=== Begin Enclosure ===

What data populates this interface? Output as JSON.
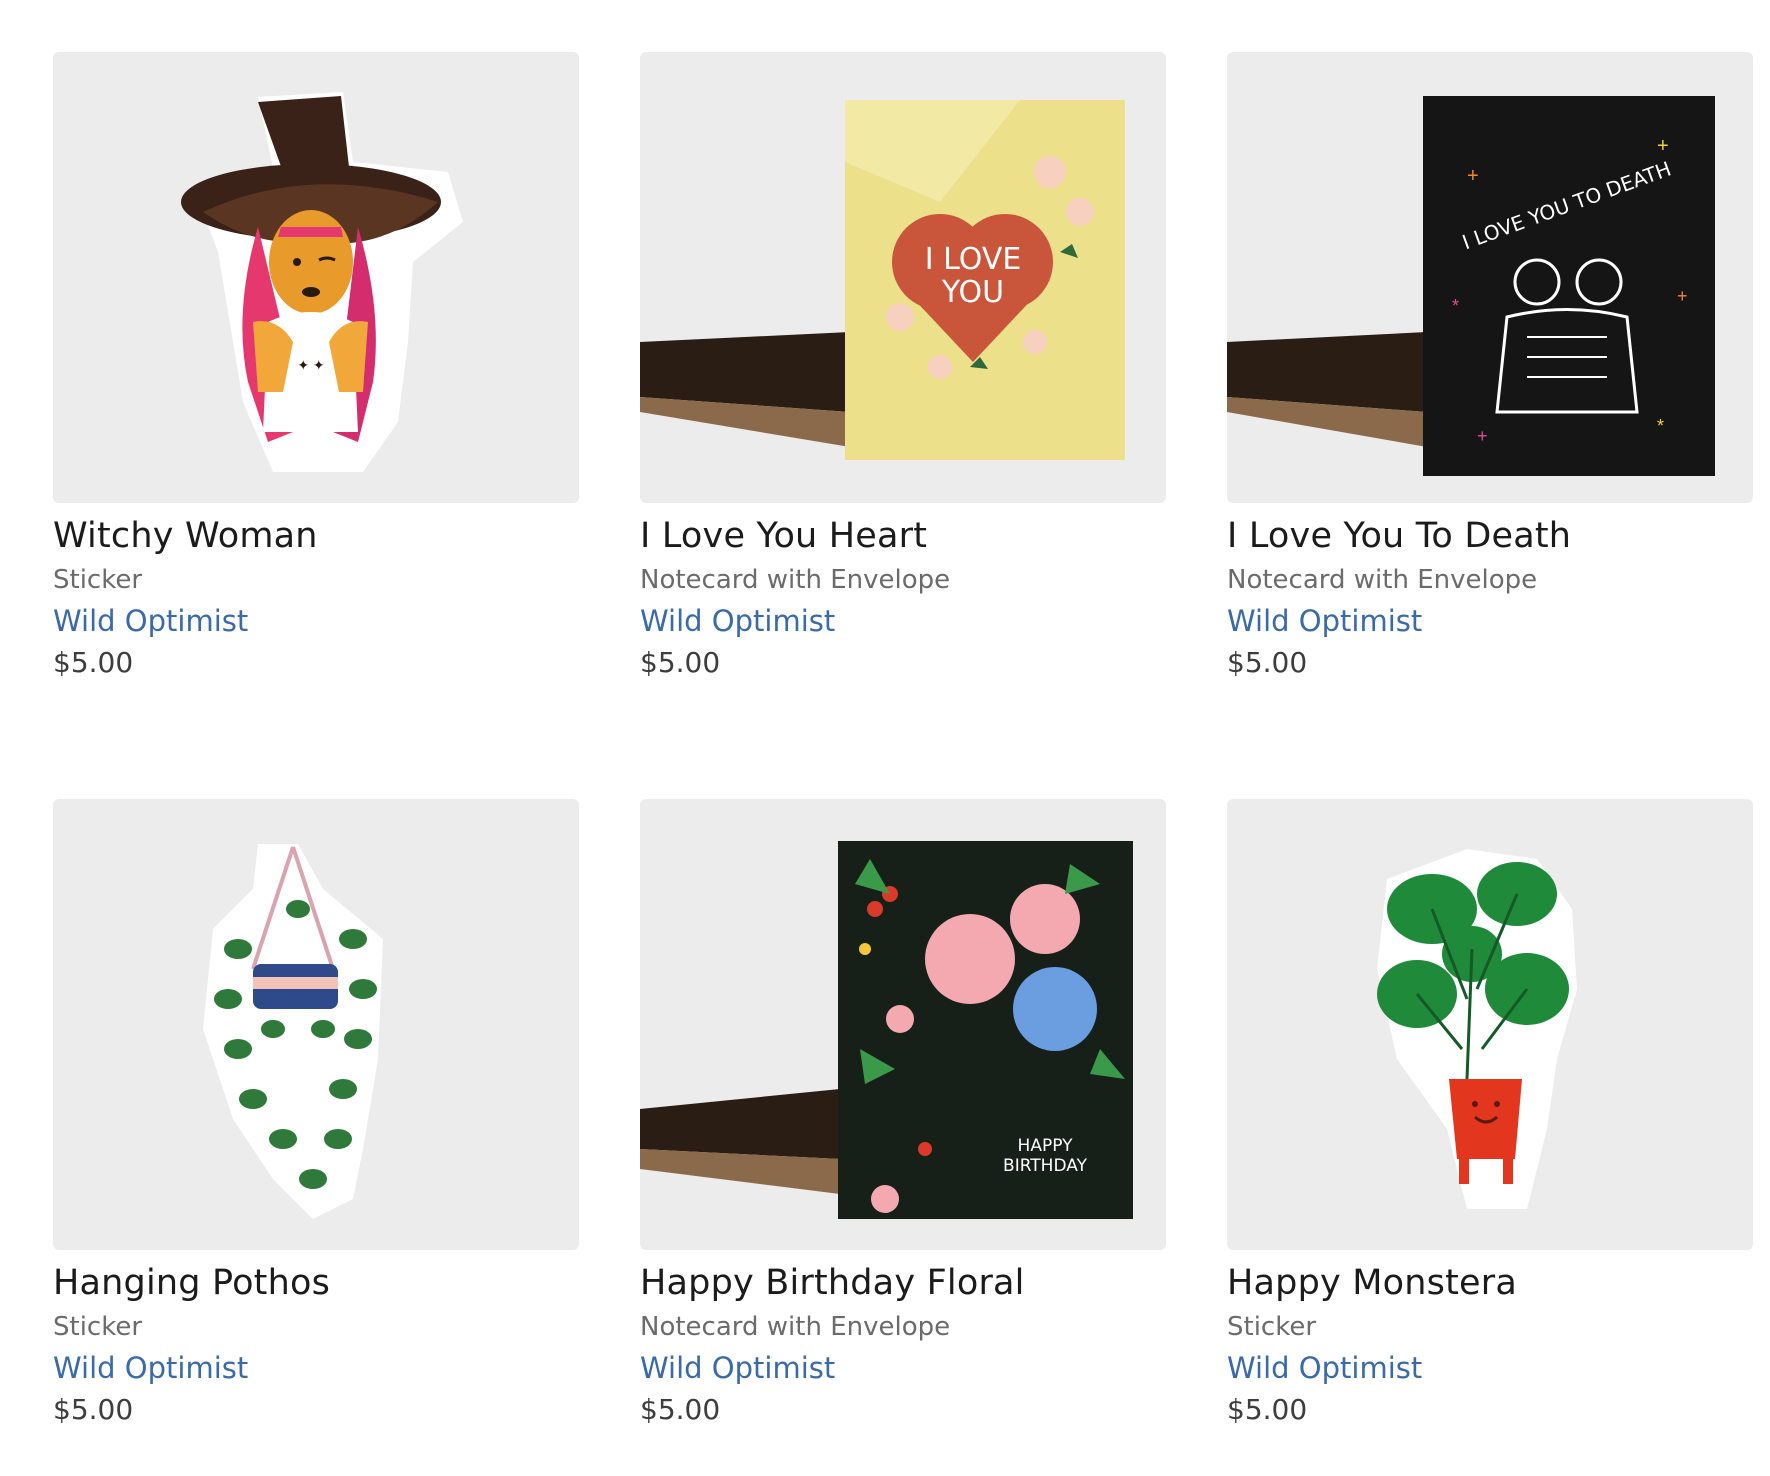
{
  "products": [
    {
      "title": "Witchy Woman",
      "type": "Sticker",
      "brand": "Wild Optimist",
      "price": "$5.00",
      "image_text": ""
    },
    {
      "title": "I Love You Heart",
      "type": "Notecard with Envelope",
      "brand": "Wild Optimist",
      "price": "$5.00",
      "image_text": "I LOVE YOU"
    },
    {
      "title": "I Love You To Death",
      "type": "Notecard with Envelope",
      "brand": "Wild Optimist",
      "price": "$5.00",
      "image_text": "I LOVE YOU TO DEATH"
    },
    {
      "title": "Hanging Pothos",
      "type": "Sticker",
      "brand": "Wild Optimist",
      "price": "$5.00",
      "image_text": ""
    },
    {
      "title": "Happy Birthday Floral",
      "type": "Notecard with Envelope",
      "brand": "Wild Optimist",
      "price": "$5.00",
      "image_text": "HAPPY BIRTHDAY"
    },
    {
      "title": "Happy Monstera",
      "type": "Sticker",
      "brand": "Wild Optimist",
      "price": "$5.00",
      "image_text": ""
    }
  ],
  "colors": {
    "brand_link": "#3a6aa8",
    "title": "#1b1b1b",
    "subtext": "#6b6b6b",
    "thumb_bg": "#ececec"
  }
}
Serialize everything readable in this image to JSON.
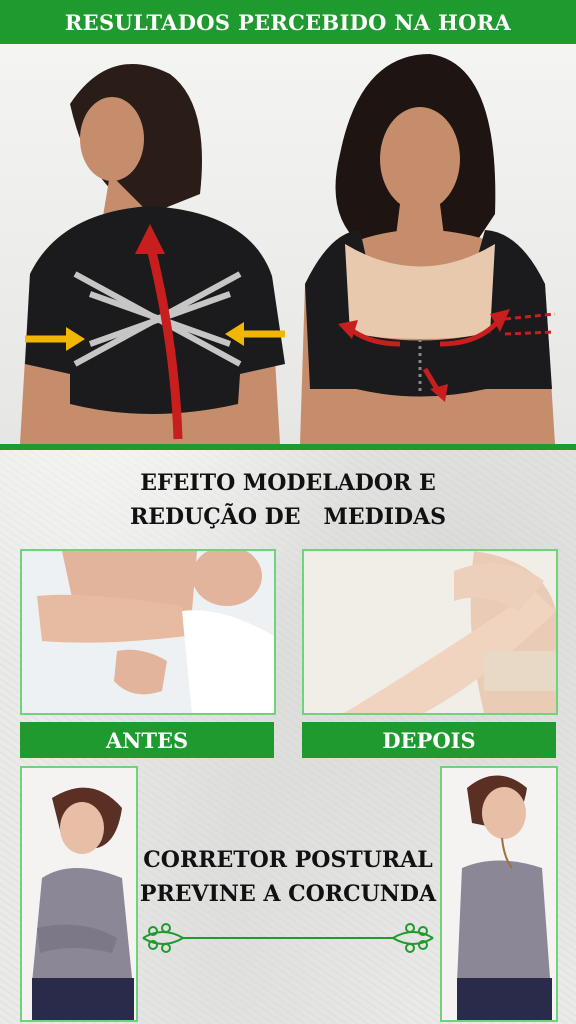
{
  "banner": {
    "title": "RESULTADOS PERCEBIDO NA HORA"
  },
  "section_modeling": {
    "line1": "EFEITO MODELADOR E",
    "line2": "REDUÇÃO DE   MEDIDAS"
  },
  "comparison": {
    "before_label": "ANTES",
    "after_label": "DEPOIS"
  },
  "section_posture": {
    "line1": "CORRETOR POSTURAL",
    "line2": "PREVINE A CORCUNDA"
  },
  "colors": {
    "brand_green": "#1f9a2e",
    "frame_green": "#6fd37c",
    "arrow_red": "#c81e1e",
    "arrow_yellow": "#f2b705"
  }
}
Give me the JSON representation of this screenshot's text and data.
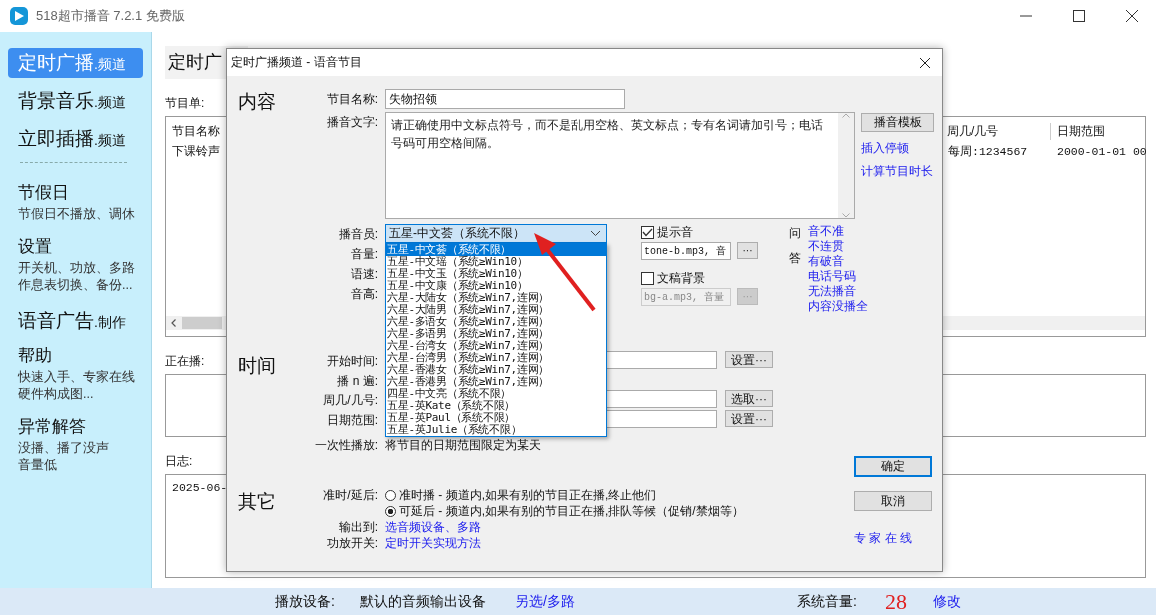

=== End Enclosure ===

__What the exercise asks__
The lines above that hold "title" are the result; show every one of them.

__Task output__
      "title": "Witchy Woman",
      "title": "I Love You Heart",
      "title": "I Love You To Death",
      "title": "Hanging Pothos",
      "title": "Happy Birthday Floral",
      "title": "Happy Monstera",
    "title": "#1b1b1b",
    "title": "RESULTADOS PERCEBIDO NA HORA"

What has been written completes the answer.